[Data about app and page elements]
*** Block opens ***
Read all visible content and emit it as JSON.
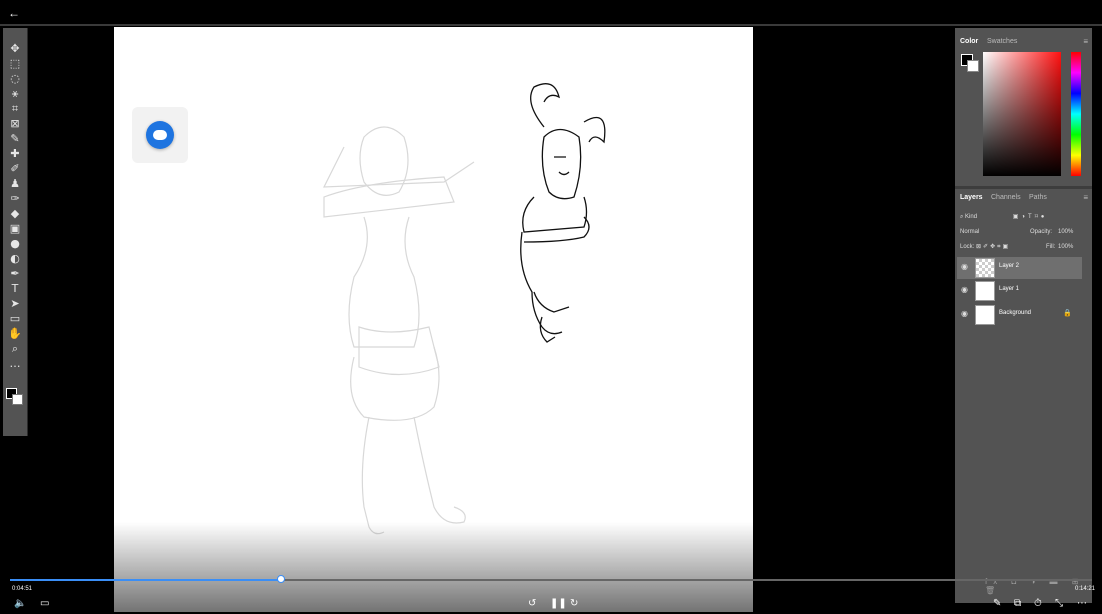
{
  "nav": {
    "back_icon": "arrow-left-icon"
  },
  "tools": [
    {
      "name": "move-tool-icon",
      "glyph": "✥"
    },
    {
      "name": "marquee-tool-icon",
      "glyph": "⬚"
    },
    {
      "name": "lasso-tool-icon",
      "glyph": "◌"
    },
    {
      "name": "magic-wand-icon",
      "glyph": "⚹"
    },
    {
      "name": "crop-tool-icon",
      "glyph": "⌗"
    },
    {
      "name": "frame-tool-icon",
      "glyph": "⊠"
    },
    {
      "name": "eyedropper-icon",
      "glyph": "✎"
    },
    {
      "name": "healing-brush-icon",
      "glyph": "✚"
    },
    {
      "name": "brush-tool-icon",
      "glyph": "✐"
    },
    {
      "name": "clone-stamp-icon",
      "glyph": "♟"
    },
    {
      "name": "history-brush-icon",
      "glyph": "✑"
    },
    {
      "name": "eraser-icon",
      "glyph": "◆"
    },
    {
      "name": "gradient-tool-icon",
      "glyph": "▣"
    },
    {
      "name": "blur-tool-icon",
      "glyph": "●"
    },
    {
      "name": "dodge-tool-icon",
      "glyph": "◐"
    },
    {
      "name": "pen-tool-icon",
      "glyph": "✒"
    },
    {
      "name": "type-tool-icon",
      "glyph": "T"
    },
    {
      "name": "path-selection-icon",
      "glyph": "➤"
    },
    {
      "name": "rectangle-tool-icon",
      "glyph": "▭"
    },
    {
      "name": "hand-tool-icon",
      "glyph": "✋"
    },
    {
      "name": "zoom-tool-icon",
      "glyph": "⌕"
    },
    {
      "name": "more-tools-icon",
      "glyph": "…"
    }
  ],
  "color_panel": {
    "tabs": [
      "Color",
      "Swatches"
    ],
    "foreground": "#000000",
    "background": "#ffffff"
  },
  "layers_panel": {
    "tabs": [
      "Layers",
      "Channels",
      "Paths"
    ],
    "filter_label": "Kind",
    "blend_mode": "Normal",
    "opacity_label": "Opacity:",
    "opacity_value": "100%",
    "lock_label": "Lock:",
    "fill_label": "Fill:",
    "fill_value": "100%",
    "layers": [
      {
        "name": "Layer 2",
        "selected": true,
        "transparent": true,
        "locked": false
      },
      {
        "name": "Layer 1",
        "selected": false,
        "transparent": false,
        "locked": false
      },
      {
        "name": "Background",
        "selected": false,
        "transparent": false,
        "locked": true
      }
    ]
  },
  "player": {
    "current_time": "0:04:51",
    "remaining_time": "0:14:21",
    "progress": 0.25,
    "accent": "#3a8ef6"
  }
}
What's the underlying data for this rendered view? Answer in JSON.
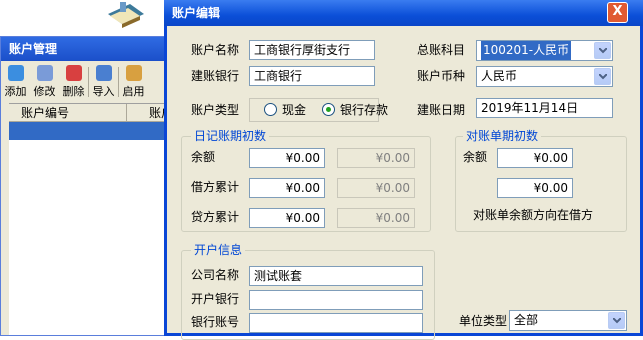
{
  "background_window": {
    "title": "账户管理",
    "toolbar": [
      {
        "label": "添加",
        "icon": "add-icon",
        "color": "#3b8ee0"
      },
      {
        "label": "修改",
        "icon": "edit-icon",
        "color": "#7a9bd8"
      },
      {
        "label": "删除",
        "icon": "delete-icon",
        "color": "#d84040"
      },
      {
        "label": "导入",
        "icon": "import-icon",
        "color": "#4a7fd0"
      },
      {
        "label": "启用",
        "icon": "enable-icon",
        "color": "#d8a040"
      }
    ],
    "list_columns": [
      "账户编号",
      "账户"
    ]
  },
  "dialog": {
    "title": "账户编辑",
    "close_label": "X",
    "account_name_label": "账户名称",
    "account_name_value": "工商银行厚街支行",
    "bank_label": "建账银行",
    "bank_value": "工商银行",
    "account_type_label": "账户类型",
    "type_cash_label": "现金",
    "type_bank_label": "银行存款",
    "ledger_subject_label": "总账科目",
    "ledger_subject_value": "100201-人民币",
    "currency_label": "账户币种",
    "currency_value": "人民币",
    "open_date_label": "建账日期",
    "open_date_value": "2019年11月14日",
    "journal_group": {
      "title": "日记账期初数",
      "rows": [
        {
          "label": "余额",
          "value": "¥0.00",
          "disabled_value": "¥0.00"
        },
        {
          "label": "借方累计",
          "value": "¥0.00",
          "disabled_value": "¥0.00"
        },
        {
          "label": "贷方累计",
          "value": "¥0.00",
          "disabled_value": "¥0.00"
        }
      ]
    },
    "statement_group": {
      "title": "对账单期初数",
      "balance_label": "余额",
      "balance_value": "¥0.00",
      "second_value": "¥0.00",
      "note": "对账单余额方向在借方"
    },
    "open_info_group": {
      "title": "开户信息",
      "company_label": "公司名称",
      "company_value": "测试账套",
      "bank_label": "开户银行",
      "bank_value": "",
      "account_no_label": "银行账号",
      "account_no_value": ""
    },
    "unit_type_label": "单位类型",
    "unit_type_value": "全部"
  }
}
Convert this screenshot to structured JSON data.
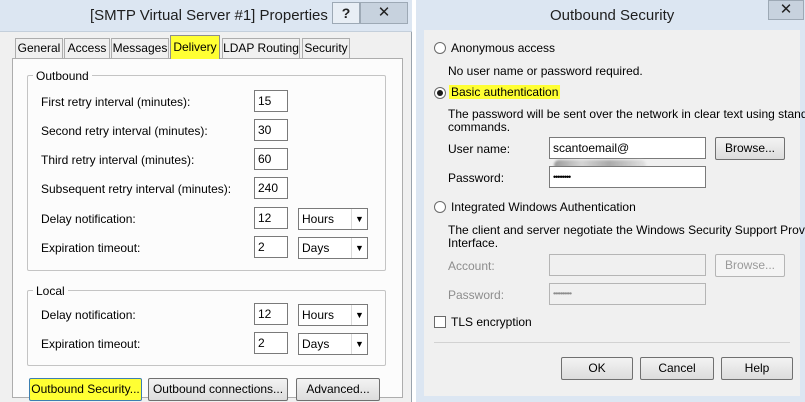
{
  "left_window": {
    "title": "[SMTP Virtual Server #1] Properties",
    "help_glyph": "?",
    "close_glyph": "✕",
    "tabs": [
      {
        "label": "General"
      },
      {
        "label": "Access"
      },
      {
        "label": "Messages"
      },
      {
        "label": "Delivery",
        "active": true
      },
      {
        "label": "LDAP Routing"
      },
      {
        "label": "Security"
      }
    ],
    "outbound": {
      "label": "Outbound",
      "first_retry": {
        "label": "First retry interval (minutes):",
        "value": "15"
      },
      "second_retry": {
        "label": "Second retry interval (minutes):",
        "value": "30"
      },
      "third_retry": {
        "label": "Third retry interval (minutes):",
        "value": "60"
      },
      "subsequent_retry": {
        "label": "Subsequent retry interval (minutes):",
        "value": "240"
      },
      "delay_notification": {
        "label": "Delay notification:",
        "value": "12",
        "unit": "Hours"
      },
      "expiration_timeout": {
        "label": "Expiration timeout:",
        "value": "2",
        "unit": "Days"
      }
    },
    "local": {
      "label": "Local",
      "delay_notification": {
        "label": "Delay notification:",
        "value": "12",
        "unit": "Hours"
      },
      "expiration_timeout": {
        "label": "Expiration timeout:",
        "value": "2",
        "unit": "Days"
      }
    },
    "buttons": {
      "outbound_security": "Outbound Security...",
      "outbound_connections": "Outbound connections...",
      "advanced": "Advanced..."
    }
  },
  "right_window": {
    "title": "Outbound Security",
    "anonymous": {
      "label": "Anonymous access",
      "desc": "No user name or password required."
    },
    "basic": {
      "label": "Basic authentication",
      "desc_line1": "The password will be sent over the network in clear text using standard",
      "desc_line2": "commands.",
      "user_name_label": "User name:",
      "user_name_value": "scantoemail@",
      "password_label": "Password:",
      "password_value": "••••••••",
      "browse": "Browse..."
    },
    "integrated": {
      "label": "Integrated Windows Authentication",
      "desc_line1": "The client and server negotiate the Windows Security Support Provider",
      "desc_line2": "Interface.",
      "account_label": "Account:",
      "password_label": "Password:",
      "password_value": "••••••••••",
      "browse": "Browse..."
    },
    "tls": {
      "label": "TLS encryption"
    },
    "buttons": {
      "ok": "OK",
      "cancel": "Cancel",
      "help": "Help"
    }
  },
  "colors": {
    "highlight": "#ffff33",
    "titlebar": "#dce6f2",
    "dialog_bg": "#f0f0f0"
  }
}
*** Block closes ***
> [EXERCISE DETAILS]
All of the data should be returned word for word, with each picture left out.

> [RESULT FOR THIS TASK]
Read all visible content and emit it as JSON.
{
  "nav": {
    "back_icon": "arrow-left-icon"
  },
  "tools": [
    {
      "name": "move-tool-icon",
      "glyph": "✥"
    },
    {
      "name": "marquee-tool-icon",
      "glyph": "⬚"
    },
    {
      "name": "lasso-tool-icon",
      "glyph": "◌"
    },
    {
      "name": "magic-wand-icon",
      "glyph": "⚹"
    },
    {
      "name": "crop-tool-icon",
      "glyph": "⌗"
    },
    {
      "name": "frame-tool-icon",
      "glyph": "⊠"
    },
    {
      "name": "eyedropper-icon",
      "glyph": "✎"
    },
    {
      "name": "healing-brush-icon",
      "glyph": "✚"
    },
    {
      "name": "brush-tool-icon",
      "glyph": "✐"
    },
    {
      "name": "clone-stamp-icon",
      "glyph": "♟"
    },
    {
      "name": "history-brush-icon",
      "glyph": "✑"
    },
    {
      "name": "eraser-icon",
      "glyph": "◆"
    },
    {
      "name": "gradient-tool-icon",
      "glyph": "▣"
    },
    {
      "name": "blur-tool-icon",
      "glyph": "●"
    },
    {
      "name": "dodge-tool-icon",
      "glyph": "◐"
    },
    {
      "name": "pen-tool-icon",
      "glyph": "✒"
    },
    {
      "name": "type-tool-icon",
      "glyph": "T"
    },
    {
      "name": "path-selection-icon",
      "glyph": "➤"
    },
    {
      "name": "rectangle-tool-icon",
      "glyph": "▭"
    },
    {
      "name": "hand-tool-icon",
      "glyph": "✋"
    },
    {
      "name": "zoom-tool-icon",
      "glyph": "⌕"
    },
    {
      "name": "more-tools-icon",
      "glyph": "…"
    }
  ],
  "color_panel": {
    "tabs": [
      "Color",
      "Swatches"
    ],
    "foreground": "#000000",
    "background": "#ffffff"
  },
  "layers_panel": {
    "tabs": [
      "Layers",
      "Channels",
      "Paths"
    ],
    "filter_label": "Kind",
    "blend_mode": "Normal",
    "opacity_label": "Opacity:",
    "opacity_value": "100%",
    "lock_label": "Lock:",
    "fill_label": "Fill:",
    "fill_value": "100%",
    "layers": [
      {
        "name": "Layer 2",
        "selected": true,
        "transparent": true,
        "locked": false
      },
      {
        "name": "Layer 1",
        "selected": false,
        "transparent": false,
        "locked": false
      },
      {
        "name": "Background",
        "selected": false,
        "transparent": false,
        "locked": true
      }
    ]
  },
  "player": {
    "current_time": "0:04:51",
    "remaining_time": "0:14:21",
    "progress": 0.25,
    "accent": "#3a8ef6"
  }
}
What's the underlying data for this rendered view? Answer in JSON.
{
  "background_window": {
    "title": "账户管理",
    "toolbar": [
      {
        "label": "添加",
        "icon": "add-icon",
        "color": "#3b8ee0"
      },
      {
        "label": "修改",
        "icon": "edit-icon",
        "color": "#7a9bd8"
      },
      {
        "label": "删除",
        "icon": "delete-icon",
        "color": "#d84040"
      },
      {
        "label": "导入",
        "icon": "import-icon",
        "color": "#4a7fd0"
      },
      {
        "label": "启用",
        "icon": "enable-icon",
        "color": "#d8a040"
      }
    ],
    "list_columns": [
      "账户编号",
      "账户"
    ]
  },
  "dialog": {
    "title": "账户编辑",
    "close_label": "X",
    "account_name_label": "账户名称",
    "account_name_value": "工商银行厚街支行",
    "bank_label": "建账银行",
    "bank_value": "工商银行",
    "account_type_label": "账户类型",
    "type_cash_label": "现金",
    "type_bank_label": "银行存款",
    "ledger_subject_label": "总账科目",
    "ledger_subject_value": "100201-人民币",
    "currency_label": "账户币种",
    "currency_value": "人民币",
    "open_date_label": "建账日期",
    "open_date_value": "2019年11月14日",
    "journal_group": {
      "title": "日记账期初数",
      "rows": [
        {
          "label": "余额",
          "value": "¥0.00",
          "disabled_value": "¥0.00"
        },
        {
          "label": "借方累计",
          "value": "¥0.00",
          "disabled_value": "¥0.00"
        },
        {
          "label": "贷方累计",
          "value": "¥0.00",
          "disabled_value": "¥0.00"
        }
      ]
    },
    "statement_group": {
      "title": "对账单期初数",
      "balance_label": "余额",
      "balance_value": "¥0.00",
      "second_value": "¥0.00",
      "note": "对账单余额方向在借方"
    },
    "open_info_group": {
      "title": "开户信息",
      "company_label": "公司名称",
      "company_value": "测试账套",
      "bank_label": "开户银行",
      "bank_value": "",
      "account_no_label": "银行账号",
      "account_no_value": ""
    },
    "unit_type_label": "单位类型",
    "unit_type_value": "全部"
  }
}
Convert this screenshot to structured JSON data.
{
  "left_window": {
    "title": "[SMTP Virtual Server #1] Properties",
    "help_glyph": "?",
    "close_glyph": "✕",
    "tabs": [
      {
        "label": "General"
      },
      {
        "label": "Access"
      },
      {
        "label": "Messages"
      },
      {
        "label": "Delivery",
        "active": true
      },
      {
        "label": "LDAP Routing"
      },
      {
        "label": "Security"
      }
    ],
    "outbound": {
      "label": "Outbound",
      "first_retry": {
        "label": "First retry interval (minutes):",
        "value": "15"
      },
      "second_retry": {
        "label": "Second retry interval (minutes):",
        "value": "30"
      },
      "third_retry": {
        "label": "Third retry interval (minutes):",
        "value": "60"
      },
      "subsequent_retry": {
        "label": "Subsequent retry interval (minutes):",
        "value": "240"
      },
      "delay_notification": {
        "label": "Delay notification:",
        "value": "12",
        "unit": "Hours"
      },
      "expiration_timeout": {
        "label": "Expiration timeout:",
        "value": "2",
        "unit": "Days"
      }
    },
    "local": {
      "label": "Local",
      "delay_notification": {
        "label": "Delay notification:",
        "value": "12",
        "unit": "Hours"
      },
      "expiration_timeout": {
        "label": "Expiration timeout:",
        "value": "2",
        "unit": "Days"
      }
    },
    "buttons": {
      "outbound_security": "Outbound Security...",
      "outbound_connections": "Outbound connections...",
      "advanced": "Advanced..."
    }
  },
  "right_window": {
    "title": "Outbound Security",
    "anonymous": {
      "label": "Anonymous access",
      "desc": "No user name or password required."
    },
    "basic": {
      "label": "Basic authentication",
      "desc_line1": "The password will be sent over the network in clear text using standard",
      "desc_line2": "commands.",
      "user_name_label": "User name:",
      "user_name_value": "scantoemail@",
      "password_label": "Password:",
      "password_value": "••••••••",
      "browse": "Browse..."
    },
    "integrated": {
      "label": "Integrated Windows Authentication",
      "desc_line1": "The client and server negotiate the Windows Security Support Provider",
      "desc_line2": "Interface.",
      "account_label": "Account:",
      "password_label": "Password:",
      "password_value": "••••••••••",
      "browse": "Browse..."
    },
    "tls": {
      "label": "TLS encryption"
    },
    "buttons": {
      "ok": "OK",
      "cancel": "Cancel",
      "help": "Help"
    }
  },
  "colors": {
    "highlight": "#ffff33",
    "titlebar": "#dce6f2",
    "dialog_bg": "#f0f0f0"
  }
}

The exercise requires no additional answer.